WWBA 2020 Poet-in-Residence Juan Felipe Herrera will still be presenting his Workshop and Evening Reading!
Juan Felipe Herrera has graciously agreed to have the workshop take place in a live Zoom event on Saturday, May 30th, 2020 from 2:00PM – 4:00PM.
His Evening Poetry Reading will be on the same day at 6:30PM.
We understand that this does not replace the in-person workshop; therefore we are discounting the registration pricing for Participants, Auditors, and for the Evening Reading accordingly.
The workshop on May 30th is 2:00 – 4:00PM.
The Participant fee (reading your poem, interactive with video/microphone) is $50/$40 for members. Limited enrollment for this level. Email email@example.com to be added to waiting list.
The Auditor fee (watching the workshop with microphone and video off) is now $10/$5 for members.
Auditor Tickets Still Available Here:
The Evening Poetry Reading is now FREE and open to ALL! It will be at 6:30pm on May 30th. Zoom Link for Free Evening Poetry Reading
Link to All Tickets: https://waltwhitman.org/product-category/event-tickets/
For the Master Class, Herrera encourages participants to utilize their creativity. “Bring whatever you’d like to bring, poems on paper, on envelopes and receipts – feel free to read your poems. Your voice is number one! We will chat a little about the magic of poetry, its 5 dimensions. We will experiment, even read together like a choir. And we just may create poetry puzzles. We will test our freedom to write the longest line on peace and unity in the world.”Copies of poems are provided for the participants.
Influenced by Allen Ginsberg and Luis Valdez and his own immersion into the Chicano Civil Rights Movement, Herrera writes passionately about social issues. Herrera is also a performance artist and activist on behalf of migrant and indigenous communities and at-risk youth. His work has been known to cross genres, even into opera and dance theatre. While 187 Reasons Mexicanos Can’t Cross the Borders chronicles Herrera’s involvement with spoken word and street movement performance troupes across the nation, his attention to language-centered texts can be seen in Half of the World in Light. While calling Herrera “the elder statesman of Mexican American poetry,” former National Endowment for the Arts chairman Dana Gioia points to the significance of his connection to a younger generation. Herrera is “the first U.S. laureate whose work has emerged from the new oral traditions that have been transforming American poetry over the past quarter-century,”

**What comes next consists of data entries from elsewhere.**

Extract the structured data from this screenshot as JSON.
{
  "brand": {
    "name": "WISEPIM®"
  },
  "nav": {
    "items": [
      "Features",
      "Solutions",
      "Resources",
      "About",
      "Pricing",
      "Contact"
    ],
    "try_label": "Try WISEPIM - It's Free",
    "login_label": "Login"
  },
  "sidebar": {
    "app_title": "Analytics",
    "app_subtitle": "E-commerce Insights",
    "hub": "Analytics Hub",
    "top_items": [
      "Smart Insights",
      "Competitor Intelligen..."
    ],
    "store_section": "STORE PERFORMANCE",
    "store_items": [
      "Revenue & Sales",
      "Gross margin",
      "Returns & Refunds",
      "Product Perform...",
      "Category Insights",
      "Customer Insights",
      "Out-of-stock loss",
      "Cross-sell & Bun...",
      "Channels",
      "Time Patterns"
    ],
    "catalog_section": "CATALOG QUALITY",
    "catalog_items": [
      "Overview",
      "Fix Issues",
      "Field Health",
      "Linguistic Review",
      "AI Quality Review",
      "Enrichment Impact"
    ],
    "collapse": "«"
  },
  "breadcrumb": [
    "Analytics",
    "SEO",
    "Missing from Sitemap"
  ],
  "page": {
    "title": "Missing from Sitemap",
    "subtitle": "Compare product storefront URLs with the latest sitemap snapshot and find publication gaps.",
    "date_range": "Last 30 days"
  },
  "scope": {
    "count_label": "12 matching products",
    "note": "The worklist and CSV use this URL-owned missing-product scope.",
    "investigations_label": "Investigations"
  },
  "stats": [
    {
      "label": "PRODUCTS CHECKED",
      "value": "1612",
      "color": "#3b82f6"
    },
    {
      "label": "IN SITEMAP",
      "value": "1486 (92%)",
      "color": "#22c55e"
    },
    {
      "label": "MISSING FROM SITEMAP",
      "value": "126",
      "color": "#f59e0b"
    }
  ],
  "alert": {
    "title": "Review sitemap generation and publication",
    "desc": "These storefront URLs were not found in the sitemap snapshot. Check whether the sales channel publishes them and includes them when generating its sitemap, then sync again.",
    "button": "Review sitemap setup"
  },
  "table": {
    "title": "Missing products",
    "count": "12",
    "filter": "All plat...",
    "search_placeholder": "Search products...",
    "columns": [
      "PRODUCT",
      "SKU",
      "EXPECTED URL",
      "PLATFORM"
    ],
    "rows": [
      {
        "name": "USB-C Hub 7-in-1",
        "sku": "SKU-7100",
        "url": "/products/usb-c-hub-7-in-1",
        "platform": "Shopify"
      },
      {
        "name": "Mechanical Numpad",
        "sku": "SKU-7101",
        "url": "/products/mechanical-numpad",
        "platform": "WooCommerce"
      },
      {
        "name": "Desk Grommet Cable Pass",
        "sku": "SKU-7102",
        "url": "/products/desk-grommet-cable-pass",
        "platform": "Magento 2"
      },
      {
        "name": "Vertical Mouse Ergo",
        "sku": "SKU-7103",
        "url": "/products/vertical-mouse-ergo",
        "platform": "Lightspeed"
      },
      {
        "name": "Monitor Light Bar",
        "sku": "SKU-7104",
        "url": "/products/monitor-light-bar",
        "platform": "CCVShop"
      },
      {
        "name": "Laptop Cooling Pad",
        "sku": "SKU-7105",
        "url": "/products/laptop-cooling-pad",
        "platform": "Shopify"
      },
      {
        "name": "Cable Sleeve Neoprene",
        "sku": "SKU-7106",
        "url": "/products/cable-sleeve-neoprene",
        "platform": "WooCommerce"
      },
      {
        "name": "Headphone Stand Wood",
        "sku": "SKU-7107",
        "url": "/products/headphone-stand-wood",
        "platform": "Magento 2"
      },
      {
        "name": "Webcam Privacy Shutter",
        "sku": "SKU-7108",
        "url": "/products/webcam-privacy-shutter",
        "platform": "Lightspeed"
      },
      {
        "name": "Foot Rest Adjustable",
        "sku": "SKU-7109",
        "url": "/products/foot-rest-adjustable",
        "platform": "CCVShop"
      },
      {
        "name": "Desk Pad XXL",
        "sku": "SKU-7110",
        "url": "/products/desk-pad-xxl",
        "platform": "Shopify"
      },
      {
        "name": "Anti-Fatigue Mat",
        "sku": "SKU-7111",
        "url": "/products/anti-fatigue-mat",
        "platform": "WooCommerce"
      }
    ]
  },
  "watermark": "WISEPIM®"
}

This event is made possible with funds from the Decentralization Program, a regrant program of the New York State Council on the Arts with the support of Governor Andrew Cuomo and the New York State Legislature and is administered by The Huntington Arts Council, Inc.